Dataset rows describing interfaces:
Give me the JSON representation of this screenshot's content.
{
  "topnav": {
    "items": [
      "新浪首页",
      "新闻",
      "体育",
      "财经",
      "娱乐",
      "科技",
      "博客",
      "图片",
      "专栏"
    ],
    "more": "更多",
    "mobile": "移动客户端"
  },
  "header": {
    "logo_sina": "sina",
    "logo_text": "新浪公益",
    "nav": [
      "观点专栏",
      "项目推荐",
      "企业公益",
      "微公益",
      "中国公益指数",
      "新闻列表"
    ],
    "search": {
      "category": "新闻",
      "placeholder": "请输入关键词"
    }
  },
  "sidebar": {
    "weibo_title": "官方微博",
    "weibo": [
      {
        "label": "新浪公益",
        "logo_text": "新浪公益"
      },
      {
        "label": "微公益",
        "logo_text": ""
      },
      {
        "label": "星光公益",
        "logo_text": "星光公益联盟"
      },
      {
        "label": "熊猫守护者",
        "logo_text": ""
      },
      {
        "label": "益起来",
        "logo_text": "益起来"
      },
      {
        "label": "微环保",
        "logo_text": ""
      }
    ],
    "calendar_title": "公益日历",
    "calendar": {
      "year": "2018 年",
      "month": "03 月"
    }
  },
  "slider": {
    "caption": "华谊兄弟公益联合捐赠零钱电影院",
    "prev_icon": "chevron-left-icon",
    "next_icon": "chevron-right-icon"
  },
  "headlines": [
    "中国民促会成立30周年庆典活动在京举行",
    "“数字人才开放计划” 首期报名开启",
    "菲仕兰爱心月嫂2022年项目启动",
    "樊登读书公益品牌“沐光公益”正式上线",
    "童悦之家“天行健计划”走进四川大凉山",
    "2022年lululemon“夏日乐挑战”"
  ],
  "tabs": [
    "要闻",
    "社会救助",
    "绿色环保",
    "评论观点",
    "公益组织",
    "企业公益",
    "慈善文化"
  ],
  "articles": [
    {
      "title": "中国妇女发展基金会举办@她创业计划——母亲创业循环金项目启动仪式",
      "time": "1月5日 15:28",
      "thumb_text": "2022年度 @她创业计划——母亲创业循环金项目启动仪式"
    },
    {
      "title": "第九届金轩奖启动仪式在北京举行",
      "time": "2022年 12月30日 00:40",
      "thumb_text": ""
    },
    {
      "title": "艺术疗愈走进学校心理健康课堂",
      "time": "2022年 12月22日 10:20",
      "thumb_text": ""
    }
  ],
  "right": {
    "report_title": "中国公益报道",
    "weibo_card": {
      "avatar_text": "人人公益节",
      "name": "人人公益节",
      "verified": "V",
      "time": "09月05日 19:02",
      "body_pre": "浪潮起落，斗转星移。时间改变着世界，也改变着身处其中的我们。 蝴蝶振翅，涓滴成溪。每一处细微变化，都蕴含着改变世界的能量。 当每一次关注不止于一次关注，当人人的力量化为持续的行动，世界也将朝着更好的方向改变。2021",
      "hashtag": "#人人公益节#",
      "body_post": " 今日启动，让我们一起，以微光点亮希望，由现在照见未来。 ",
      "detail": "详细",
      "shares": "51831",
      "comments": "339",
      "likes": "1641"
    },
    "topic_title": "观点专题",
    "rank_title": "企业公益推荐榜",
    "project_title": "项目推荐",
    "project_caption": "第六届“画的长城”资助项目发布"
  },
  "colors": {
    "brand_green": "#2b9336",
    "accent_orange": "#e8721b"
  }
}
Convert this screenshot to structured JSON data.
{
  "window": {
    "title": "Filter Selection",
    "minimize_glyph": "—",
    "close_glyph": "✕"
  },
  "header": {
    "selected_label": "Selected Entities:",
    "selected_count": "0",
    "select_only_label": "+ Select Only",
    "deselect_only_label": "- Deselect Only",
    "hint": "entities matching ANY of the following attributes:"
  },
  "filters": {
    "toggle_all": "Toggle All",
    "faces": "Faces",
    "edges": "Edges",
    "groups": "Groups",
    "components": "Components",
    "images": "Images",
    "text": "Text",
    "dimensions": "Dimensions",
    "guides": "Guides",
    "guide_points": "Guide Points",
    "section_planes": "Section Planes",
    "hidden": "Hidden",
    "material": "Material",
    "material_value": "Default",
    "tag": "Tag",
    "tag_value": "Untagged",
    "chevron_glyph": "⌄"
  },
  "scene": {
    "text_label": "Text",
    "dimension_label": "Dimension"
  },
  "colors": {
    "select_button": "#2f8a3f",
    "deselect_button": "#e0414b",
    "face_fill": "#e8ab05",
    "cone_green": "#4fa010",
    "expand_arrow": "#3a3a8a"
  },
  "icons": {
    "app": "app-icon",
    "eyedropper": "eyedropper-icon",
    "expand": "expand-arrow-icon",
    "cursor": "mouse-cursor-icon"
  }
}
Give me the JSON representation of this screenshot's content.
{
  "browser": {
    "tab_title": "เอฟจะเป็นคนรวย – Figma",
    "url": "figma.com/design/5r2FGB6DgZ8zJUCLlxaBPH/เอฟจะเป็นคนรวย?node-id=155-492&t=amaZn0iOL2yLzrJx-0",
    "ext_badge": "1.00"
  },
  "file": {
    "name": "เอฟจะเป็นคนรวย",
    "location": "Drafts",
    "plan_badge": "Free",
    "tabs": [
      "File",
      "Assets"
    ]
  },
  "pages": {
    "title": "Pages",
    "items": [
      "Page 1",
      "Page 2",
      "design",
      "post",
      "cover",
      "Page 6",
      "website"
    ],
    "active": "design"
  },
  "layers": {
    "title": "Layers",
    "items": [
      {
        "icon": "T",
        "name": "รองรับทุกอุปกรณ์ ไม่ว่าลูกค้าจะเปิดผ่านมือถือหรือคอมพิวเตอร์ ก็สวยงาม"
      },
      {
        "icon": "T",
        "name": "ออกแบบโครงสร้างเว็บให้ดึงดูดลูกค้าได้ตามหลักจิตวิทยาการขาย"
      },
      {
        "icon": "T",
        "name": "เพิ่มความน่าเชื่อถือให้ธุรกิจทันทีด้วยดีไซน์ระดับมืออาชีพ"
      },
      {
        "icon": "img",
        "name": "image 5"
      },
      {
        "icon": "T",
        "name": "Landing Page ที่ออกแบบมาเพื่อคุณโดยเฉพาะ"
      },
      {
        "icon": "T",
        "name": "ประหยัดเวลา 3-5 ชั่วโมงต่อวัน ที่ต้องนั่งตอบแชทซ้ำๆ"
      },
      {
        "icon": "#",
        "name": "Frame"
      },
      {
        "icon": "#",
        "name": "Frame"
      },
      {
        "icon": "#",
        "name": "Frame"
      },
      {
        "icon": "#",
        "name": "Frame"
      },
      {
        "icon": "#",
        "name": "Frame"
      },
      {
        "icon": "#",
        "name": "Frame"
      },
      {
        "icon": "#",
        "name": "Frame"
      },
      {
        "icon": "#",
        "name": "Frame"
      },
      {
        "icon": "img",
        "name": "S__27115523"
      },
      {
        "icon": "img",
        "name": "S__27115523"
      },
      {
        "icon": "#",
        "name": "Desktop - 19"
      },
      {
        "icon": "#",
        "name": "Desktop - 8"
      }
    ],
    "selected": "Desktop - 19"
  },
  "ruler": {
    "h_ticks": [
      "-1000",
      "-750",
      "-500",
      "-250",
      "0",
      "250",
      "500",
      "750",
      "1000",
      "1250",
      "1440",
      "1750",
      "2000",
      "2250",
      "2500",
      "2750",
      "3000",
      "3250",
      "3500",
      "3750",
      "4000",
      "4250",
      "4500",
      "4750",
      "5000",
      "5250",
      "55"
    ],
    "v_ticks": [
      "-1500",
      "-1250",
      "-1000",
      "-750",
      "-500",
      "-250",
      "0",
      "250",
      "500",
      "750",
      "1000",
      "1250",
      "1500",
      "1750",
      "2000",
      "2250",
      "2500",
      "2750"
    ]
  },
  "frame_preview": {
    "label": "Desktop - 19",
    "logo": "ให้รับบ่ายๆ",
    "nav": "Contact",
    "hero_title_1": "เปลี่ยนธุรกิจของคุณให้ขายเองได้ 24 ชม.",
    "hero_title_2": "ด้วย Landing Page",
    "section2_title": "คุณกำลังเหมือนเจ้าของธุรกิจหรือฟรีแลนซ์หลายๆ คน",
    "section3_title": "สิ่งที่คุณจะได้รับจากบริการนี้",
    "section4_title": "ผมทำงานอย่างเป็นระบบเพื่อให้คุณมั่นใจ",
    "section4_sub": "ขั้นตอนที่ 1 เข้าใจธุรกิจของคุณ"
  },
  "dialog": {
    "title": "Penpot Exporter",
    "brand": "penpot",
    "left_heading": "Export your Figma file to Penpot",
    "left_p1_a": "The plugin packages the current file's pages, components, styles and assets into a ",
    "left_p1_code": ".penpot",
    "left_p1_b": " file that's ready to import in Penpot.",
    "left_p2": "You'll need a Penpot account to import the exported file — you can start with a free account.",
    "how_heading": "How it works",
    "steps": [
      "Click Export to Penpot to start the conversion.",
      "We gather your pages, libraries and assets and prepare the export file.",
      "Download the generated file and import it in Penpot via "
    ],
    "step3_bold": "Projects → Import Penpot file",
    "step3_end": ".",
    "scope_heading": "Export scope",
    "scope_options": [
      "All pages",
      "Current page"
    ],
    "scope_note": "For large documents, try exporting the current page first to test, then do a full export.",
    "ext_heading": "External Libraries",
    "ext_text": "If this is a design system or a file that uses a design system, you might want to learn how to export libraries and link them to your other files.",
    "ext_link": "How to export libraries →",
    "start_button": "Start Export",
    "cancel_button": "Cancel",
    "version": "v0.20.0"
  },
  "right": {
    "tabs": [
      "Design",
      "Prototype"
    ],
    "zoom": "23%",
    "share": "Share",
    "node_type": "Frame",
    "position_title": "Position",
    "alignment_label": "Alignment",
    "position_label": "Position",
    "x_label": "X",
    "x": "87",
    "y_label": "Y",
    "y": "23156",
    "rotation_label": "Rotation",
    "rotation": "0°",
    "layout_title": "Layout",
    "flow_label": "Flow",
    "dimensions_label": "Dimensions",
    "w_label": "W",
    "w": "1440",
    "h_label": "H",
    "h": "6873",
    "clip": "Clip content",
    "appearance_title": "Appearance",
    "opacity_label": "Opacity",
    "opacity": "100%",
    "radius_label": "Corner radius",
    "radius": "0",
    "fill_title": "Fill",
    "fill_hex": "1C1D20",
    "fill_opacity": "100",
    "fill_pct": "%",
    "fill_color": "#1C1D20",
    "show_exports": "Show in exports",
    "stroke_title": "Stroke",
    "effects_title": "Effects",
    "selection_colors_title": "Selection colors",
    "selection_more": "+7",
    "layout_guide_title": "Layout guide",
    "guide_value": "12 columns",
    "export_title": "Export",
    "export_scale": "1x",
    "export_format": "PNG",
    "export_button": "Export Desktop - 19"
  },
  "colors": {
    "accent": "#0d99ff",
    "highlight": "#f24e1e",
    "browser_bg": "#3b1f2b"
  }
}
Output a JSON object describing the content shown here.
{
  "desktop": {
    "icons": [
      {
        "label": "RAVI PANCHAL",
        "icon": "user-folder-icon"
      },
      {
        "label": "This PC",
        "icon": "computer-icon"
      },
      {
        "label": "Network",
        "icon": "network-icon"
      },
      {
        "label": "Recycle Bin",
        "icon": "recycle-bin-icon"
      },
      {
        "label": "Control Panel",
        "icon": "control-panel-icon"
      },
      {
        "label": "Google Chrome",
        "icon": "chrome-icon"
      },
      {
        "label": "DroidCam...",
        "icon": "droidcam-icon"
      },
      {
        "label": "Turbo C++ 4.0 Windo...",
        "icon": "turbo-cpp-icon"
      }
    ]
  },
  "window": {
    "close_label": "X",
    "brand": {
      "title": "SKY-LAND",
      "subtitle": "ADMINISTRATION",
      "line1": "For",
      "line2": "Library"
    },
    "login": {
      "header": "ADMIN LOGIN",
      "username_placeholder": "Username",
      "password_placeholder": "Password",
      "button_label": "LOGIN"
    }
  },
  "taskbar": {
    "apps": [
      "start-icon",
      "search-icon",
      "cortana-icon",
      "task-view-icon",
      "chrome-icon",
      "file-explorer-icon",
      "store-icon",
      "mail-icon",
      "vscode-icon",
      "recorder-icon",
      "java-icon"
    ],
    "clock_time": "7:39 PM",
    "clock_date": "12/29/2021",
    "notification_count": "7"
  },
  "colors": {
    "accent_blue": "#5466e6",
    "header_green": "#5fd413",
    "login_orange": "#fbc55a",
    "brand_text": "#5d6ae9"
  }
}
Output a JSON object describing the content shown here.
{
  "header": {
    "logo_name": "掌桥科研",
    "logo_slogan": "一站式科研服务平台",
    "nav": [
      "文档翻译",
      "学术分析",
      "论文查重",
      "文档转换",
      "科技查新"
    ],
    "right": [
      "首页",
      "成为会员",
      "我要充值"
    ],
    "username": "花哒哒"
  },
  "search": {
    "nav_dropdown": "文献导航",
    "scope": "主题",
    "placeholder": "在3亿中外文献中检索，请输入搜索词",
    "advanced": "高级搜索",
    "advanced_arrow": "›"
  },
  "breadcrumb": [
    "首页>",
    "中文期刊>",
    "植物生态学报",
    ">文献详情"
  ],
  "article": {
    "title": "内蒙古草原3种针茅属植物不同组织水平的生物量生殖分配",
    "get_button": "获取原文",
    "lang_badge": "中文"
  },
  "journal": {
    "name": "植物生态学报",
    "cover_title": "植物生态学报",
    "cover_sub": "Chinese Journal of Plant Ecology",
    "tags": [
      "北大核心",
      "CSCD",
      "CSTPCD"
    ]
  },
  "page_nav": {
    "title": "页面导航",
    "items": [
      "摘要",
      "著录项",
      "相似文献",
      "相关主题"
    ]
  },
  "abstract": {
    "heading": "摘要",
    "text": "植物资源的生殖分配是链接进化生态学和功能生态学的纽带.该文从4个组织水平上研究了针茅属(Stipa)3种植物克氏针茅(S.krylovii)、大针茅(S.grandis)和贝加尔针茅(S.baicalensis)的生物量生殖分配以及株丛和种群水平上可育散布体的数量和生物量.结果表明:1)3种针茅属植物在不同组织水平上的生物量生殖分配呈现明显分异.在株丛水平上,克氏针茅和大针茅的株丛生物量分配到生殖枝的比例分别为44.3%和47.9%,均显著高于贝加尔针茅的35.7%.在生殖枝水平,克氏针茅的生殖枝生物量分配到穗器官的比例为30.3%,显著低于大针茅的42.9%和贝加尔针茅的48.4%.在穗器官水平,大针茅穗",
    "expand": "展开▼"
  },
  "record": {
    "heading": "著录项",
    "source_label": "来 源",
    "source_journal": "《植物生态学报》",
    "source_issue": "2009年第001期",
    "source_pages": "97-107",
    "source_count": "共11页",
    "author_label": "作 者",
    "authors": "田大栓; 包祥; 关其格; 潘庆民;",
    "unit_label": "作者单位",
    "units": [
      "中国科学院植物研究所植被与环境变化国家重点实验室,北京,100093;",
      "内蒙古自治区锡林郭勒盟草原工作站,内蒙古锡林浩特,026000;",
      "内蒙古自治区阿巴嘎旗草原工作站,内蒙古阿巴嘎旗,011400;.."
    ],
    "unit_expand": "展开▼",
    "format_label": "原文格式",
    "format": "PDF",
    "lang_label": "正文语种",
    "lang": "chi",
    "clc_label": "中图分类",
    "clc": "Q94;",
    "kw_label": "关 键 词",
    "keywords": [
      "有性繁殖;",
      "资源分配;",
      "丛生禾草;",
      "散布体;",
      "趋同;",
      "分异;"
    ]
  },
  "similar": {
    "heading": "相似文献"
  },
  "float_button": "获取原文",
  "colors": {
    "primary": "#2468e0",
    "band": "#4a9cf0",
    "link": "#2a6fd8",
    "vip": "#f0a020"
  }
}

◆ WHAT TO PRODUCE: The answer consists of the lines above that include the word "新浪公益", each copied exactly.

◆ RESPONSE TO THIS TASK:
    "logo_text": "新浪公益",
        "label": "新浪公益",
        "logo_text": "新浪公益"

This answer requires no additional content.